At the conclusion of the course of treatment, a written summary of the treatment delivery parameters should be generated, including the total dose of brachytherapy and the total dose of external beam therapy if given, treatment technique, treatment volume, any acute side effects, clinical course, and patient disposition.
- Follow-Up Evaluation
Patients treated with brachytherapy should be evaluated after treatment at regular intervals by the radiation oncologist for response and early and late effects on normal tissues. See the "ACR Practice Guideline for Radiation Oncology."
Qualifications of Personnel
The brachytherapy team includes the physician, medical physicist, dosimetrist, radiation therapist, nurse, and radiation safety officer. See the original guideline for specific qualifications and credentials of the brachytherapy team.
Patient Selection Criteria
The use of brachytherapy is integral to the treatment of many malignancies, especially gynecologic, head and neck, sarcomas, bronchus and trachea, central nervous system (CNS), gastrointestinal and genitourinary malignancies. LDR prostate brachytherapy is discussed in the NGC summary of the ACR–ASTRO Practice Guideline for Transperineal Permanent Brachytherapy of Prostate Cancer. Temporary and permanent techniques can be used, depending on the clinical presentation as well as the experience, preference, and expertise of the treating physician.
In recent years, HDR brachytherapy has become more commonly used in many locales, and details of brachytherapy indications are included in the HDR practice guideline reference. LDR brachytherapy remains an appropriate method of dose delivery in clinical situations where brachytherapy is indicated.
See the original guideline document for information about equipment specifications.
Patient and Personnel Safety
Patient protection measures include those related to medical safety and radiation protection.
- Patient Protection Measures Should Include:
- A radiation exposure-monitoring program, as required by the NRC or appropriate state agencies
- Annual (re)training of staff in emergency procedures in case of equipment malfunction, and brachytherapy-specific quality management procedures

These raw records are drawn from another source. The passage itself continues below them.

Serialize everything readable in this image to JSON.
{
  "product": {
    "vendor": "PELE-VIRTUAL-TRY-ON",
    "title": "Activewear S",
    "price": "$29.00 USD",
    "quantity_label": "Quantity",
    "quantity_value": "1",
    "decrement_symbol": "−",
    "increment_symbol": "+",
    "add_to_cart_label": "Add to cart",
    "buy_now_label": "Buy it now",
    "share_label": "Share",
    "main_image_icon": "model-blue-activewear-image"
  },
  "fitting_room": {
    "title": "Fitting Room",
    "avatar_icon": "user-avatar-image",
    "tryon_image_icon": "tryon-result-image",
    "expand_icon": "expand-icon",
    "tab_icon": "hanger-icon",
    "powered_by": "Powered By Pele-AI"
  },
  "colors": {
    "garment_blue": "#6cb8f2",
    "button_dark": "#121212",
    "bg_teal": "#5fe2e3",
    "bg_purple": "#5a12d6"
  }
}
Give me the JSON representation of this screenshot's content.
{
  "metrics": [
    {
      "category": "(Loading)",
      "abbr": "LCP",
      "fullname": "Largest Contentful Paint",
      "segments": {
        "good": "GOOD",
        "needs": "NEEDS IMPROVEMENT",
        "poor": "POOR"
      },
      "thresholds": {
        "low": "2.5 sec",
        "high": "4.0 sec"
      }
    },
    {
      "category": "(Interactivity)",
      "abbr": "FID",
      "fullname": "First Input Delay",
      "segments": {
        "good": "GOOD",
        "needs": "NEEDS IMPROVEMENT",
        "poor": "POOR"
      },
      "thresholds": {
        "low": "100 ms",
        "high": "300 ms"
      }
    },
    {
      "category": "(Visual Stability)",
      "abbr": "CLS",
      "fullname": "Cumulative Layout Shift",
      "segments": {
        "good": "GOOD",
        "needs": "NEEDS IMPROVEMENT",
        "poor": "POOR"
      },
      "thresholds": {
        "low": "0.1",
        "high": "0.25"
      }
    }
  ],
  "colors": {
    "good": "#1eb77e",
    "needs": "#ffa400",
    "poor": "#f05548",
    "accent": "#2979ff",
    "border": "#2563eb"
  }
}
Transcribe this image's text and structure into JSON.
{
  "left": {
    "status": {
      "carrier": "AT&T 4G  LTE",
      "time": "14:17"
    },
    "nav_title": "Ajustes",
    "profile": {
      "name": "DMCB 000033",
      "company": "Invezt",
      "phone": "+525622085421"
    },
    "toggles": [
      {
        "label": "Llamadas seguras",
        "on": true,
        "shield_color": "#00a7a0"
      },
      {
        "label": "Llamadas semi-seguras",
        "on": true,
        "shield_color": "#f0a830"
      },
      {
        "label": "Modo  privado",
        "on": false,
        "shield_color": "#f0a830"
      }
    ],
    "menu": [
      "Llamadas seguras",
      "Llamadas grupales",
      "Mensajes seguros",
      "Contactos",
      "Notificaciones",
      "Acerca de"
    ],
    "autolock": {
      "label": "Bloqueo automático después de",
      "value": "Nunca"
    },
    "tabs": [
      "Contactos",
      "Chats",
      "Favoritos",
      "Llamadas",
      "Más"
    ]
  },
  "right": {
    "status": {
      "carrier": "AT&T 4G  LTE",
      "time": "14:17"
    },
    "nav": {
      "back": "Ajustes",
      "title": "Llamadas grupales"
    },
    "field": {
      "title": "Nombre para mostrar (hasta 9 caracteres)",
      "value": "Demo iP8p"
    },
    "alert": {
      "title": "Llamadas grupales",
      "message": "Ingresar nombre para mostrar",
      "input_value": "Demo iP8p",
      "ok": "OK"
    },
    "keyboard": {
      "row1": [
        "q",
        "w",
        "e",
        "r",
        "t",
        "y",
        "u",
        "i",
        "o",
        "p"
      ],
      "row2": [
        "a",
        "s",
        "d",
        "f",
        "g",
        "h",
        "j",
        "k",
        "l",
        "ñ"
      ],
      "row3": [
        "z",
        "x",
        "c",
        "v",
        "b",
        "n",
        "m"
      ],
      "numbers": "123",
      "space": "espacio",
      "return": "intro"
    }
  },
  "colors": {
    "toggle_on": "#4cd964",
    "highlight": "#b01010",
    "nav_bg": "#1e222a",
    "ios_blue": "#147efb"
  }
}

- Charting systems and forms for dose specification, definition and delivery of treatment parameters, and recording and summation of brachytherapy and external beam therapy treatment
- A physics quality assurance program for ensuring accurate dose delivery to the patient
- A system for the radiation oncologist and medical physicist to verify independently (by another person or another method) pertinent brachytherapy parameters to be used in each procedure (e.g., source model, radionuclide, source strength, dose rate, total dose, and treatment duration) prior to LDR brachytherapy
- Personnel Safety Measures Should Include:
- A radiation exposure-monitoring program, as required by the NRC or appropriate state agencies
- Routine leak testing of all sealed sources, as required by regulatory agencies
- Appropriate safety equipment for use of sealed sources
Continuing medical education programs should include radiation oncologists, medical physicists, dosimetrists, nurses, and radiation therapy staff. Radiation safety programs should also include hospital-based personnel who will be involved with brachytherapy patients. Educational programs used for both initial training and retraining must cover the following:
- The safe operation of LDR applicators, sources, and manual or remote afterloading equipment, as appropriate to the individual's responsibilities.
- Treatment techniques and new developments in radiation oncology and brachytherapy.
The program should be in accordance with the "ACR Practice Guideline for Continuing Medical Education (CME)."
Reporting should be in accordance with the "ACR Practice Guideline for Communication: Radiation Oncology." There should be documentation of parameters such as the actual number of sources, source strength(s), treatment duration (for temporary implants), and total dose after the implant has been completed.